Fitness facility members and users—including people with impairments or disabilities—can use RESNA IF-1 as a powerful resource for requesting what they need throughout the fitness environment—inclusive policies, changes to the built environment or internal facility layout, trainers and staff trained in providing an inclusive environment, or information disseminated in an accessible format.
Policy makers should read and use the information in the RESNA IF-1 standard to understand the fitness needs of a large and growing number of constituents and clients. Supporting a healthy community means supporting inclusive fitness opportunities. Policy makers will benefit from knowing what makes fitness equipment inclusive, what creates an inclusive fitness environment, what the international community has accomplished in the inclusive fitness arena, and what regulatory changes at their level of government or in their organization would result in being a world leader in providing their constituents or clients the best possible inclusive fitness opportunities.
Academic researchers and students will benefit from the work the RESNA IF committee has done to document existing literature regarding inclusive fitness and to identify future research needs. Many of the resources listed in RESNA IF-1 Section 2 document further research to be done.
How did you get involved with the Standards Committee on Inclusive Fitness?
By lucky chance! When I started working for Beneficial Designs, Inc., RESNA IF was led by Seanna Kringen, and RESNA IF-1 had not yet been completely drafted or published. She included me in a research project for the ASTM F08.30 committee (for fitness equipment) and also gave me a lot of information from the committee to distill into the first drafts of Sec. 1 and Sec. 2, so I became the technical editor for RESNA IF-1:2018. When she was ill and passed away in 2019, I became the main representative for Beneficial Designs, and the committee elected me chair later that year.
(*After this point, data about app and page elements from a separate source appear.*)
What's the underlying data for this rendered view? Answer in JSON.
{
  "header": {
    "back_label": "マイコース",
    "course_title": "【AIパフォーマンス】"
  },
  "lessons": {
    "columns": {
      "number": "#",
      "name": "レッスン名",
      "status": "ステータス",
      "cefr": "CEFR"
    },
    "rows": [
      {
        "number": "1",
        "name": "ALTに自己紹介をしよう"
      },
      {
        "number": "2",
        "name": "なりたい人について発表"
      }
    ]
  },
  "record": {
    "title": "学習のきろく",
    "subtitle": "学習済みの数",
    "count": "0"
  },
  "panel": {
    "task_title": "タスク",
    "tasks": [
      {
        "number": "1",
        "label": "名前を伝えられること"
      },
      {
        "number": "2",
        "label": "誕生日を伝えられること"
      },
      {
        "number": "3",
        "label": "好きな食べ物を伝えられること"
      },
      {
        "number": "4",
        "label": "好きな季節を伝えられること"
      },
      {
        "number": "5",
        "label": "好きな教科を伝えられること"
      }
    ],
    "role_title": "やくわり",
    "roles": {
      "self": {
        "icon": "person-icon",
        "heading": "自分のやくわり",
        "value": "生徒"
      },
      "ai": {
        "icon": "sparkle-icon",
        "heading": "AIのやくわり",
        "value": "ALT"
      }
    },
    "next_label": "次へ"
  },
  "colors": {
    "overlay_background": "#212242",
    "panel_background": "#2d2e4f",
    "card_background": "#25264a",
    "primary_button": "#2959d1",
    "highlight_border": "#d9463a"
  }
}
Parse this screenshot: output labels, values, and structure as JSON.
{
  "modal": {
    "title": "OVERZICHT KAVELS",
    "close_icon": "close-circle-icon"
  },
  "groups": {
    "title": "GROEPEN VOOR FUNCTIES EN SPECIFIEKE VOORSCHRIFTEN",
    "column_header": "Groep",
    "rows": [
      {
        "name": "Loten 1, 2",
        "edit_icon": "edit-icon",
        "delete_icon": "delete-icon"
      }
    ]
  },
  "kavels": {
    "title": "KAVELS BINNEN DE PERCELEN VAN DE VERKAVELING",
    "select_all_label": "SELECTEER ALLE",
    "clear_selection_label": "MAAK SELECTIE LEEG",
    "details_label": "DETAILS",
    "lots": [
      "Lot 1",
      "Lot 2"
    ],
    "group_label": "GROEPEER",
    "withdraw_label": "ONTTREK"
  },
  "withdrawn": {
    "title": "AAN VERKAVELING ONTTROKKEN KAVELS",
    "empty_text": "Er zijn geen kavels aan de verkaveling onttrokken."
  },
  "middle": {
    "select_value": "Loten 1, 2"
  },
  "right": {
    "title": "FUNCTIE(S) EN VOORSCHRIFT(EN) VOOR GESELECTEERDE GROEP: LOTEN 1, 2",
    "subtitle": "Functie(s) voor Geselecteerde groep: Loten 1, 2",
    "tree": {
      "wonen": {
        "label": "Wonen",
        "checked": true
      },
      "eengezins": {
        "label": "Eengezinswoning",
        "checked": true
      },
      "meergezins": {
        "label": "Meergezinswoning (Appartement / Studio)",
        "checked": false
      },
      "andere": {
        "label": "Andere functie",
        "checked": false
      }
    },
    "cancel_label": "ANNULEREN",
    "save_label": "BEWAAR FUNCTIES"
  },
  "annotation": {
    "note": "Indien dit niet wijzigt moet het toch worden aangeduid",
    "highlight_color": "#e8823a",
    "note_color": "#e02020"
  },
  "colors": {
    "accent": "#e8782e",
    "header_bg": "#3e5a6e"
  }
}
Personally, though, I practiced martial arts many years ago at a dojo that was inclusive (although we didn’t have the terminology then!) and I was a member at a CrossFit box for several years. I saw first-hand the effects of a welcoming atmosphere and an attitude of “let’s see how we can make this work best for this individual.” Both fitness facilities had members with a wide range of ages and abilities. I utilized various types of accommodations in both facilities as I needed them, but felt welcome and was a part of the fitness “family.”
How can RESNA members get involved in the Standards Committee on Inclusive Fitness?
That’s an easy answer—go fill out the membership application. My contact information is also there if you have questions about what you might be able to contribute. Volunteering is not a large time commitment; for most members the commitment is less than three hours in any month.
How have you benefited by volunteering within the RESNA community?
I am constantly learning from my fellow committee members! I am also looking forward to learning more about what a larger number of people with impairments and disabilities want to know about fitness centers. We plan to put out a survey soon regarding which information about inclusive fitness centers to provide (and where!) so that people with disabilities and impairments can most easily find inclusive fitness centers that meet their needs.
Do you have advice for others looking to get involved in RESNA’s standard committees or other volunteer opportunities?
Reach out to the committee chair and dive in! Be willing to learn from your fellow committee members, but don’t be intimidated. If you’re passionate about a subject, you probably have a lot of valuable information and ideas to contribute.